by Rachel Parker Dickerson

Debbie Townsend has been involved with the Vilonia Chamber of Commerce through thick and thin.

Serving her second year as president of the chamber, Townsend is vice president and a loan officer at Metropolitan National Bank in Conway.

Debbie Townsend has been involved with the Vilonia Chamber of Commerce for a number of years and is serving her second year as president.

“It’s been alive and kind of fizzled and alive again,” she said of the chamber. “Probably for the past seven years it has been pretty viable. We have added events and functions and features each year to help our businesses – member services, networking (events).”

Townsend is a graduate of Vilonia High School and the University of Central Arkansas. She has been in banking 26 years.

Becoming involved with the Vilonia Chamber of Commerce was a natural step for her, and she has been on board from the beginning. “I was active in the peewee parks. I have always been involved in doing things for the senior citizens and at church,” she said, explaining how she became part of the original chamber board.

In 2010, the chamber opened an office in a storefront. Jill Bonnema joined the chamber as executive officer, serving as the point person for major events and taking on administrative duties, Townsend added. The organization also has a website online now.

Growth is on the minds of the members of the Vilonia Chamber. At 65 members strong, they are pleased with the growth they have experienced in recent years, but welcome more, Townsend said.

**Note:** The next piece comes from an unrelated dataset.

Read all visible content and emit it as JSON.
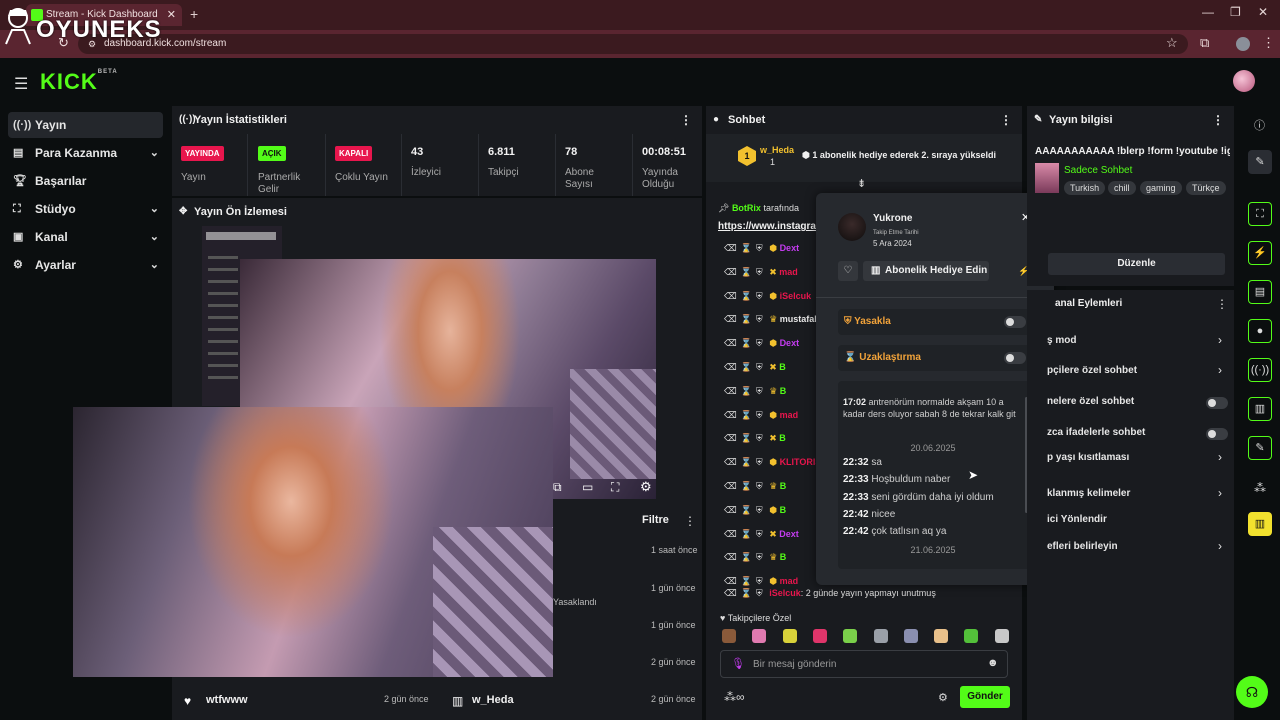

“We are  going to put together some strategic plans for business growth in Vilonia with help from the community,” she continued. “We would really like to get some feedback from our members and people in the community to see how they see our community.”

Like the Conway Area Chamber of Commerce and others before it that have taken a long view, the Vilonia Chamber hopes to gather input from the community that will aid city leaders in future decision-making.

“What do we want our town to look like? What do we want our quality of life to look like? What do we want our business culture to look like? [The answers will provide] something for the town of Vilonia to guide them,” Townsend said.

The chamber is focusing on membership services and business development. To that end, the organization holds a number of events throughout the year. Townsend said a new event is the Vilonia Royalty Pageant.

“Last year there were 126 entries. As a chamber, we felt like there wasn’t really a Miss Vilonia that could represent us in parades and different functions. This year will be our third at Vilonia Primary School.”

Members are planning a fall festival event in which businesses can showcase their goods and services, she said. The general membership also meets quarterly. A guest speaker at these events addresses a business-related topic.

“We partnered last year with the Lions Club and grew Vilonia Fest to a very large event.”

Townsend said the majority of businesses in Vilonia are locally owned. There is a wide variety, but there are not very many franchises and little industry, she said.

“There are a lot of services, a lot of people that work out of their homes. We’re looking for people to be able to make connections to market their goods and services to people that might not even know that they’re there.”